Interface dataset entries
○ ○ ○ ○

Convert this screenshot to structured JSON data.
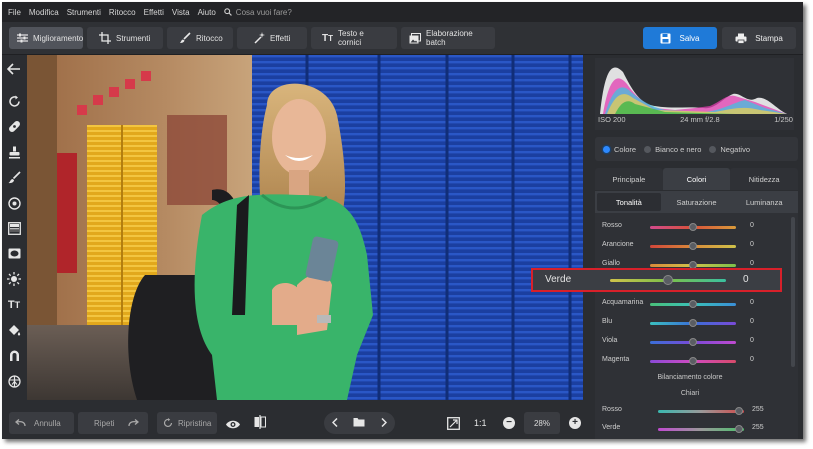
{
  "menu": {
    "items": [
      "File",
      "Modifica",
      "Strumenti",
      "Ritocco",
      "Effetti",
      "Vista",
      "Aiuto"
    ],
    "search_placeholder": "Cosa vuoi fare?"
  },
  "toolbar": {
    "tabs": [
      {
        "label": "Miglioramento",
        "icon": "sliders-icon",
        "active": true
      },
      {
        "label": "Strumenti",
        "icon": "crop-icon",
        "active": false
      },
      {
        "label": "Ritocco",
        "icon": "brush-icon",
        "active": false
      },
      {
        "label": "Effetti",
        "icon": "magic-wand-icon",
        "active": false
      },
      {
        "label": "Testo e cornici",
        "icon": "text-icon",
        "active": false
      }
    ],
    "batch_label": "Elaborazione batch",
    "save_label": "Salva",
    "print_label": "Stampa",
    "accent": "#1f7ad8"
  },
  "histogram": {
    "iso": "ISO 200",
    "lens": "24 mm f/2.8",
    "shutter": "1/250"
  },
  "color_mode": {
    "options": [
      "Colore",
      "Bianco e nero",
      "Negativo"
    ],
    "selected": "Colore"
  },
  "tabs": {
    "items": [
      "Principale",
      "Colori",
      "Nitidezza"
    ],
    "selected": "Colori"
  },
  "subtabs": {
    "items": [
      "Tonalità",
      "Saturazione",
      "Luminanza"
    ],
    "selected": "Tonalità"
  },
  "hue_sliders": [
    {
      "label": "Rosso",
      "value": "0"
    },
    {
      "label": "Arancione",
      "value": "0"
    },
    {
      "label": "Giallo",
      "value": "0"
    },
    {
      "label": "Verde",
      "value": "0"
    },
    {
      "label": "Acquamarina",
      "value": "0"
    },
    {
      "label": "Blu",
      "value": "0"
    },
    {
      "label": "Viola",
      "value": "0"
    },
    {
      "label": "Magenta",
      "value": "0"
    }
  ],
  "balance": {
    "title": "Bilanciamento colore",
    "group": "Chiari",
    "rows": [
      {
        "label": "Rosso",
        "value": "255"
      },
      {
        "label": "Verde",
        "value": "255"
      }
    ]
  },
  "highlight": {
    "label": "Verde",
    "value": "0",
    "color": "#d8202a"
  },
  "bottom": {
    "undo_label": "Annulla",
    "redo_label": "Ripeti",
    "reset_label": "Ripristina",
    "zoom_ratio": "1:1",
    "zoom_percent": "28%"
  }
}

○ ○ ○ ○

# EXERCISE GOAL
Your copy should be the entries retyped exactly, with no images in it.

# SOLUTION TO THE PROBLEM
Convert this screenshot to structured JSON data.
{
  "menu": {
    "items": [
      "File",
      "Modifica",
      "Strumenti",
      "Ritocco",
      "Effetti",
      "Vista",
      "Aiuto"
    ],
    "search_placeholder": "Cosa vuoi fare?"
  },
  "toolbar": {
    "tabs": [
      {
        "label": "Miglioramento",
        "icon": "sliders-icon",
        "active": true
      },
      {
        "label": "Strumenti",
        "icon": "crop-icon",
        "active": false
      },
      {
        "label": "Ritocco",
        "icon": "brush-icon",
        "active": false
      },
      {
        "label": "Effetti",
        "icon": "magic-wand-icon",
        "active": false
      },
      {
        "label": "Testo e cornici",
        "icon": "text-icon",
        "active": false
      }
    ],
    "batch_label": "Elaborazione batch",
    "save_label": "Salva",
    "print_label": "Stampa",
    "accent": "#1f7ad8"
  },
  "histogram": {
    "iso": "ISO 200",
    "lens": "24 mm f/2.8",
    "shutter": "1/250"
  },
  "color_mode": {
    "options": [
      "Colore",
      "Bianco e nero",
      "Negativo"
    ],
    "selected": "Colore"
  },
  "tabs": {
    "items": [
      "Principale",
      "Colori",
      "Nitidezza"
    ],
    "selected": "Colori"
  },
  "subtabs": {
    "items": [
      "Tonalità",
      "Saturazione",
      "Luminanza"
    ],
    "selected": "Tonalità"
  },
  "hue_sliders": [
    {
      "label": "Rosso",
      "value": "0"
    },
    {
      "label": "Arancione",
      "value": "0"
    },
    {
      "label": "Giallo",
      "value": "0"
    },
    {
      "label": "Verde",
      "value": "0"
    },
    {
      "label": "Acquamarina",
      "value": "0"
    },
    {
      "label": "Blu",
      "value": "0"
    },
    {
      "label": "Viola",
      "value": "0"
    },
    {
      "label": "Magenta",
      "value": "0"
    }
  ],
  "balance": {
    "title": "Bilanciamento colore",
    "group": "Chiari",
    "rows": [
      {
        "label": "Rosso",
        "value": "255"
      },
      {
        "label": "Verde",
        "value": "255"
      }
    ]
  },
  "highlight": {
    "label": "Verde",
    "value": "0",
    "color": "#d8202a"
  },
  "bottom": {
    "undo_label": "Annulla",
    "redo_label": "Ripeti",
    "reset_label": "Ripristina",
    "zoom_ratio": "1:1",
    "zoom_percent": "28%"
  }
}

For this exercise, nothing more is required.